Adams Family, The Past is a Foreign...Something

You Ain’t No Phrend of Mine

Or, Phrenology Is Silly


At least, so John Quincy Adams, age 74, told his diary on Thursday, October 14, 1841:

Mr. Clother Gifford came to me, as a phrenologist, and proposed to give my head a scientific phrenological examination, which I declined; regarding the whole pretended science as a mischievous humbug, with all the evil tendencies of fortune telling – I did not say so to Mr. Gifford, but merely declined submitting my head to his examination.”

John Quincy Adams diary 41, p. 494 [electronic edition]. The Diaries of John Quincy Adams: A Digital Collection (Boston, Mass. : Massachusetts Historical Society, 2004),

Image citation:
Gaetan Lee, “Phrenology Heads,” Flickr, CC License

The Past is a Foreign...Something

Paging Dr. Mesmer, Dr. Mesmer, Line One

Part 1 of an infinite series

Stephen H. Branch to John C. Calhoun, New York City, February 8, 1844

My Dear Sir:

I am studying Mnemo-Phrenotechny, or the art of acquiring memory, with every possible facility afforded me for its most critical mastery.

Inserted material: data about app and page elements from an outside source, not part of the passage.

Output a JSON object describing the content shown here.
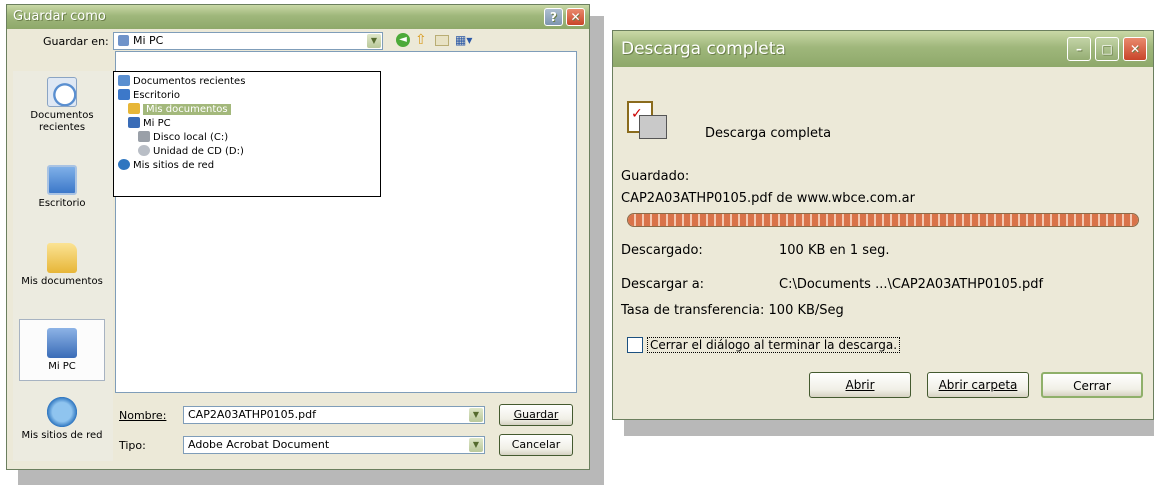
{
  "save_dialog": {
    "title": "Guardar como",
    "save_in_label": "Guardar en:",
    "save_in_value": "Mi PC",
    "places": [
      {
        "label": "Documentos recientes",
        "icon": "recent-documents-icon"
      },
      {
        "label": "Escritorio",
        "icon": "desktop-icon"
      },
      {
        "label": "Mis documentos",
        "icon": "my-documents-icon"
      },
      {
        "label": "Mi PC",
        "icon": "my-computer-icon"
      },
      {
        "label": "Mis sitios de red",
        "icon": "network-places-icon"
      }
    ],
    "dropdown_items": [
      {
        "label": "Documentos recientes",
        "icon": "recent-documents-icon"
      },
      {
        "label": "Escritorio",
        "icon": "desktop-icon"
      },
      {
        "label": "Mis documentos",
        "icon": "my-documents-icon",
        "selected": true
      },
      {
        "label": "Mi PC",
        "icon": "my-computer-icon"
      },
      {
        "label": "Disco local (C:)",
        "icon": "local-disk-icon"
      },
      {
        "label": "Unidad de CD (D:)",
        "icon": "cd-drive-icon"
      },
      {
        "label": "Mis sitios de red",
        "icon": "network-places-icon"
      }
    ],
    "filename_label": "Nombre:",
    "filename_value": "CAP2A03ATHP0105.pdf",
    "filetype_label": "Tipo:",
    "filetype_value": "Adobe Acrobat Document",
    "save_button": "Guardar",
    "cancel_button": "Cancelar"
  },
  "download_dialog": {
    "title": "Descarga completa",
    "heading": "Descarga completa",
    "saved_label": "Guardado:",
    "saved_file": "CAP2A03ATHP0105.pdf de www.wbce.com.ar",
    "progress": 1.0,
    "downloaded_label": "Descargado:",
    "downloaded_value": "100 KB en 1 seg.",
    "download_to_label": "Descargar a:",
    "download_to_value": "C:\\Documents ...\\CAP2A03ATHP0105.pdf",
    "rate_text": "Tasa de transferencia: 100 KB/Seg",
    "close_checkbox_label": "Cerrar el diálogo al terminar la descarga.",
    "close_checkbox_checked": false,
    "open_button": "Abrir",
    "open_folder_button": "Abrir carpeta",
    "close_button": "Cerrar"
  },
  "colors": {
    "title_bar": "#9fb77b",
    "progress_fill": "#d9734a",
    "selection": "#a3b87b"
  }
}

Men of science say that it is the most wonderful and useful discovery of the age. If convenient, I purpose [sic] coming to Carolina’s genial and friendly skies to impart it to yourself and children as a slight testimonial of my regard for you. I am happiest when tendering my sincerest homage to distinguished integrity and genius. I love to sacrifice at virtue’s hallowed shrine. Palsied, indeed, be my humanity when I cease to cherish the immortal patriots and god-like intellects of my country. I know you will be highly pleased with this new science, you are so alive to all that glorifies the mind.

I remain, with profound respect,

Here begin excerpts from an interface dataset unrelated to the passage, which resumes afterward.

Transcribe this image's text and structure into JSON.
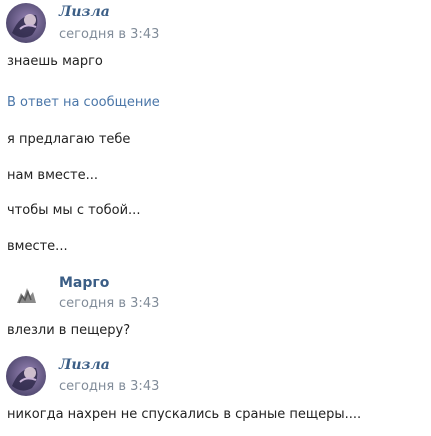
{
  "posts": [
    {
      "author": "Лизла",
      "time": "сегодня в 3:43",
      "messages": [
        "знаешь марго"
      ],
      "reply_label": "В ответ на сообщение",
      "quoted": [
        "я предлагаю тебе",
        "нам вместе...",
        "чтобы мы с тобой...",
        "вместе..."
      ]
    },
    {
      "author": "Марго",
      "time": "сегодня в 3:43",
      "messages": [
        "влезли в пещеру?"
      ]
    },
    {
      "author": "Лизла",
      "time": "сегодня в 3:43",
      "messages": [
        "никогда нахрен не спускались в сраные пещеры...."
      ]
    }
  ],
  "colors": {
    "author": "#3b5e86",
    "time": "#818c99",
    "reply_link": "#4a76a8",
    "text": "#222222"
  }
}
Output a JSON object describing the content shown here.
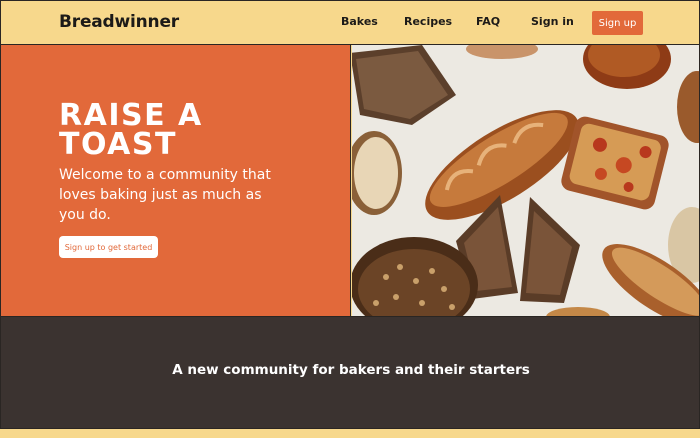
{
  "nav": {
    "logo": "Breadwinner",
    "links": [
      "Bakes",
      "Recipes",
      "FAQ",
      "Sign in"
    ],
    "signup": "Sign up"
  },
  "hero": {
    "title": "Raise a toast",
    "subtitle": "Welcome to a community that loves baking just as much as you do.",
    "cta": "Sign up to get started",
    "image_icon": "bread-photo-icon"
  },
  "community": {
    "heading": "A new community for bakers and their starters"
  },
  "colors": {
    "accent": "#e2693a",
    "nav_bg": "#f7d88c",
    "dark": "#3b3330"
  }
}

S. H. Branch”

The Papers of John C. Calhoun, Clyde N. Wilson, ed. (Columbia, SC: University of South Carolina Press, 1986), XVII:774.

Image Credit: malavoda, “Hypnosis,” Flickr, CC License